Eleven of the 18 suspected poachers arrested this year were arrested in the park, while three were arrested in Limpopo province following a tip-off about their activities in Kruger, and two were arrested in North West province.
Despite increased incursions from Mozambique, particularly in the Limpopo Transfrontier Park region in the north of the Kruger National Park, South African National Parks (SANParks) CEO David Mabunda said their anti-poaching operations were starting to yield results.
“We bled in December, but as of January 1 there has been a change in strategy from a conservation management system to greater law enforcement, and this is working,” Mabunda said. “Our operations are more militaristic. The number of poachers arrested has increased inside and outside the park.”
Six suspected poachers were arrested and seven rhino horns recovered, along with heavy calibre hunting rifles, ammunition and poaching equipment, during three operations in the Kruger National Park on 18 and 19 January.
Since last Friday, a further six suspected poachers had been arrested and two fatally wounded by South African and Mozambican authorities. All were armed.
Last week, anti-poaching operatives in the Houtbosrand section of the park were involved in a shootout with two suspected poachers at the site of a freshly killed rhino.
One of the suspects was fatally wounded, while the other managed to escape back to Mozambique. A heavy calibre hunting rifle, ammunition and the rhino’s horn were recovered.
An intelligence-driven operation on same day resulted in the arrest of two more suspected rhino poachers by the Mozambican authorities inside Mozambique, adjacent to Houtbosrand.
The group was allegedly on its way to the Kruger National Park when its members were arrested.

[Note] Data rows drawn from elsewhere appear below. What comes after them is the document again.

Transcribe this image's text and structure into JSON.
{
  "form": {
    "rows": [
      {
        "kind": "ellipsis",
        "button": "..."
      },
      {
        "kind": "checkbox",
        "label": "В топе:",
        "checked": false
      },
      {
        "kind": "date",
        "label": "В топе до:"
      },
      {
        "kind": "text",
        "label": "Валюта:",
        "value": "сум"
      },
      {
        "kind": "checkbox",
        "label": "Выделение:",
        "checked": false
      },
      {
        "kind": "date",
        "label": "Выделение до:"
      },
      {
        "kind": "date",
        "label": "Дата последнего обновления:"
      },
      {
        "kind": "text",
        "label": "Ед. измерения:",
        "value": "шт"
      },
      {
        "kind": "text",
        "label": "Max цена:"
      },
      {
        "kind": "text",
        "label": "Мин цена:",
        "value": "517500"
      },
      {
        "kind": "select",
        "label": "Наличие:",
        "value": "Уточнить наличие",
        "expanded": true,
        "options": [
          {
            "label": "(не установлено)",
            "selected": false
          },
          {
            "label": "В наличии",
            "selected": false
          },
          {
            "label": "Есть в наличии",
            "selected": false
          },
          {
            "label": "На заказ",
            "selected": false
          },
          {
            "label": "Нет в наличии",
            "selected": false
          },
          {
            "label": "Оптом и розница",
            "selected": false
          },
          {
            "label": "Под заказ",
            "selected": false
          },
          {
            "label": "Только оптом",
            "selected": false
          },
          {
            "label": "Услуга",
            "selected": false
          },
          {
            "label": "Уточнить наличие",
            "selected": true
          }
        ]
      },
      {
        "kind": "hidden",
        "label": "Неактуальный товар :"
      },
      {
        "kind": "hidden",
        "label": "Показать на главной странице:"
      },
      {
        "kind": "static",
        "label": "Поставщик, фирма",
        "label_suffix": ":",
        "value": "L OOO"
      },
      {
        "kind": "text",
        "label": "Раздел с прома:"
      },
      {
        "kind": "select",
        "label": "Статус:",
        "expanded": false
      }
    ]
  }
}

A heavy calibre rifle and ammunition were recovered.
And this Wednesday, joint forces were again involved in a shootout with armed suspected poachers in the Houtbosrand area.

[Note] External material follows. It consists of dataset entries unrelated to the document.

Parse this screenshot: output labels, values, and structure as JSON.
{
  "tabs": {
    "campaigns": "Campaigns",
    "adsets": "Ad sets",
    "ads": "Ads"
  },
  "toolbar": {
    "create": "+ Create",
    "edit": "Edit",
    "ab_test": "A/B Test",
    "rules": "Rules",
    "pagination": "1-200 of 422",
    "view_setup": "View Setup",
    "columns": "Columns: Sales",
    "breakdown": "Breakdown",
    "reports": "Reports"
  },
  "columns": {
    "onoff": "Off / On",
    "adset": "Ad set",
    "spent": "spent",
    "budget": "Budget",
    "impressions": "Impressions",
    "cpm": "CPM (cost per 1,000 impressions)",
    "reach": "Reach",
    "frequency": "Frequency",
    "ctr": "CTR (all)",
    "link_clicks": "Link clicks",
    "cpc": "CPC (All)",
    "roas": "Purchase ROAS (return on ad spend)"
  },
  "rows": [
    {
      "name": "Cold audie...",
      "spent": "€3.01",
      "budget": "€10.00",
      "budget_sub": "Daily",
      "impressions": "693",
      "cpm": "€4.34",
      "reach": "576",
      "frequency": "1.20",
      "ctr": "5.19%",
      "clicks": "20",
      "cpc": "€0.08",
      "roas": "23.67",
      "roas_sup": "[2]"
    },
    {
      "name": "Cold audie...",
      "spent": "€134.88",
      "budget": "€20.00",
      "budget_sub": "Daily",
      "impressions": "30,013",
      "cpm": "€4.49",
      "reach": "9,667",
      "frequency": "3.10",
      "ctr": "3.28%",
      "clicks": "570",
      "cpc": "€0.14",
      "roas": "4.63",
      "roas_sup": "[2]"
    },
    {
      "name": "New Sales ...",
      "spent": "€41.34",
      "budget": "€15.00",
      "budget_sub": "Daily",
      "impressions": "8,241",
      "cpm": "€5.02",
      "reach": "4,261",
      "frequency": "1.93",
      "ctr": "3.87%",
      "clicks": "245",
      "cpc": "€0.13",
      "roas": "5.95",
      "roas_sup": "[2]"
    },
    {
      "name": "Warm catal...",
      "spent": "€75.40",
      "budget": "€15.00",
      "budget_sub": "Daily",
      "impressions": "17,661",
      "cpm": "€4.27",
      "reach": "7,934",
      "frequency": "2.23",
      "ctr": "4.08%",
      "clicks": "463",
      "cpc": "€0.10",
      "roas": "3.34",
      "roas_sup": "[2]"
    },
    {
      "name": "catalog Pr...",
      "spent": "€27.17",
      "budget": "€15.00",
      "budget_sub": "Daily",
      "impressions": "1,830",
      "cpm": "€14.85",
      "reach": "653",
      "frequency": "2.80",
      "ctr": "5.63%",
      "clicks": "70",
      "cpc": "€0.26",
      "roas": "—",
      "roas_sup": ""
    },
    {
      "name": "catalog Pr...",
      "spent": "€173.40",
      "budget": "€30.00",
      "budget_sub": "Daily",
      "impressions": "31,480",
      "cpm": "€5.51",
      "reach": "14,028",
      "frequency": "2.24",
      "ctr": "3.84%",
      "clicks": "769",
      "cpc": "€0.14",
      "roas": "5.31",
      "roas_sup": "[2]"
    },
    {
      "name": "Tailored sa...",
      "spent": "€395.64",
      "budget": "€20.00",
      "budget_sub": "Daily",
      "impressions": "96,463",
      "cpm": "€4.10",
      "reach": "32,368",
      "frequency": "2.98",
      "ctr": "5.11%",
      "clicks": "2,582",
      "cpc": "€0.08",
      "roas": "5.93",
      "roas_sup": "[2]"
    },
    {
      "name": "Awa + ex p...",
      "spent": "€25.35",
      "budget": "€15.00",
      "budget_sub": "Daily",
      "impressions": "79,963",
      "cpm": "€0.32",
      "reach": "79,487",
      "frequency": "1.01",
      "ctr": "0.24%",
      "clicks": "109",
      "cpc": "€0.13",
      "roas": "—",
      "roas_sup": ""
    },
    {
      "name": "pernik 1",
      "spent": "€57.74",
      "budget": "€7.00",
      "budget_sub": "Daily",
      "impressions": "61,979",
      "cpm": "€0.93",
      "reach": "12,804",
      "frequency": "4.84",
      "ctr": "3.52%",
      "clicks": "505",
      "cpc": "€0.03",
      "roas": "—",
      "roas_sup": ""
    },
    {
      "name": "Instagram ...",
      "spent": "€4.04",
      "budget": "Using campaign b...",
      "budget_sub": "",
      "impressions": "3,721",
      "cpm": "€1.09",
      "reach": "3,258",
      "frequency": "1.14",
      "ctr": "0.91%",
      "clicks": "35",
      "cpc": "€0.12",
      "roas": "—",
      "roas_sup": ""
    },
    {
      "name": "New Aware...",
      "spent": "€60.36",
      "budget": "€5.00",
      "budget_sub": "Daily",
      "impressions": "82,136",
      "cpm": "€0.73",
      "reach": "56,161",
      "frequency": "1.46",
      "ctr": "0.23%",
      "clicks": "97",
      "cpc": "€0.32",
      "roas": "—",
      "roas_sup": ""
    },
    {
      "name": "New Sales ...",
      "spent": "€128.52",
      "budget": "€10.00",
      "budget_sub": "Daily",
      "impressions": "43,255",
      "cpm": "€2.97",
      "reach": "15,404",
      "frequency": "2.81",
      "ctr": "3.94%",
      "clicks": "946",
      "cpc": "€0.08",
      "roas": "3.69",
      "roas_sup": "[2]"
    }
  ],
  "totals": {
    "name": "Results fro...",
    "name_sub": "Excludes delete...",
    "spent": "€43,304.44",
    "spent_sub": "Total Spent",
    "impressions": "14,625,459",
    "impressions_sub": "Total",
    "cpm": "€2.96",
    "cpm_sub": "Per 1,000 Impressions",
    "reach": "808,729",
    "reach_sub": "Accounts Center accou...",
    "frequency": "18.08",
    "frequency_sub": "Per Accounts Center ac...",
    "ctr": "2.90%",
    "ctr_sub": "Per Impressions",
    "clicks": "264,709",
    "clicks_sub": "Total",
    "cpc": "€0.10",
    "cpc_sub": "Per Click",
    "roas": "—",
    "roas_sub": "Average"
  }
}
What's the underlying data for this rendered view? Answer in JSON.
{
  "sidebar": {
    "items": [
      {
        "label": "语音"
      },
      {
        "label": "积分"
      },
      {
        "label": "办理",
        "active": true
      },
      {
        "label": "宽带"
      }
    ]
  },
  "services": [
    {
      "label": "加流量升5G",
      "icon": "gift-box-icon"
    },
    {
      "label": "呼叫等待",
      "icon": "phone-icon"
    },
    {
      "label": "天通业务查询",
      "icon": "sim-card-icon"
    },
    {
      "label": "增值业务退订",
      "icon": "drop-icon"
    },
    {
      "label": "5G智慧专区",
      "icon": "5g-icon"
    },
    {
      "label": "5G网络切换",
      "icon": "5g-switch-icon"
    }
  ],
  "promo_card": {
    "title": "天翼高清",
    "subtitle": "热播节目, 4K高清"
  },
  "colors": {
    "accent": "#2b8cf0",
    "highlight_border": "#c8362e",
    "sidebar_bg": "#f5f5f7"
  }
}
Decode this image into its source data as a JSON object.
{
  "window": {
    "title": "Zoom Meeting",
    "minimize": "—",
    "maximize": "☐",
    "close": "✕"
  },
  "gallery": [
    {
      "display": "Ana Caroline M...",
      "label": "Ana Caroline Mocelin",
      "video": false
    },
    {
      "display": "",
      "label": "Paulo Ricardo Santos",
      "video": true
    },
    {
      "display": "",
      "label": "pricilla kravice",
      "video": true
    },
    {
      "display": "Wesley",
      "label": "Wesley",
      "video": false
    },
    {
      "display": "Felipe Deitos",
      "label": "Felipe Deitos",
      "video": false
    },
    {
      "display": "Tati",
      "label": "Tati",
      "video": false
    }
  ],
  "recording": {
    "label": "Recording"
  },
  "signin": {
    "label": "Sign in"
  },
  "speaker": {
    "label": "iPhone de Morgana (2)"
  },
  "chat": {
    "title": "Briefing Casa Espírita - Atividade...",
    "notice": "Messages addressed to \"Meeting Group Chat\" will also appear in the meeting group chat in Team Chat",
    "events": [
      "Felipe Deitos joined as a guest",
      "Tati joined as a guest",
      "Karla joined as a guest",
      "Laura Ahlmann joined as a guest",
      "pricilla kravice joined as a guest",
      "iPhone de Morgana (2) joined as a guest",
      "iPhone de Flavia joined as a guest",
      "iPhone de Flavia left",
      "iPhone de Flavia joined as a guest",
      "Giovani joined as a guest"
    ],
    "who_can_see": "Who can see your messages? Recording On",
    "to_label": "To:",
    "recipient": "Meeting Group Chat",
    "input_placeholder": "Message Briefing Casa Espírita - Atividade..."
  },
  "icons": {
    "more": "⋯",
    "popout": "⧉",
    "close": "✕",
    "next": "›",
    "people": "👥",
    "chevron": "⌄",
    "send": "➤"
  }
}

One of the suspects was wounded and arrested, while his two accomplices managed to escape back to Mozambique. A heavy calibre hunting rifle and ammunition were recovered.
The Department of Environmental Affairs has congratulated SANParks’ anti-poaching units, the police and the South African National Defence Force for their recent successes.
South Africans are urged to report any information or tip-offs that they may have in relation to rhino poaching to the anonymous tip-off lines 0800 205 005, 08600 10111, or CrimeLine on 32211.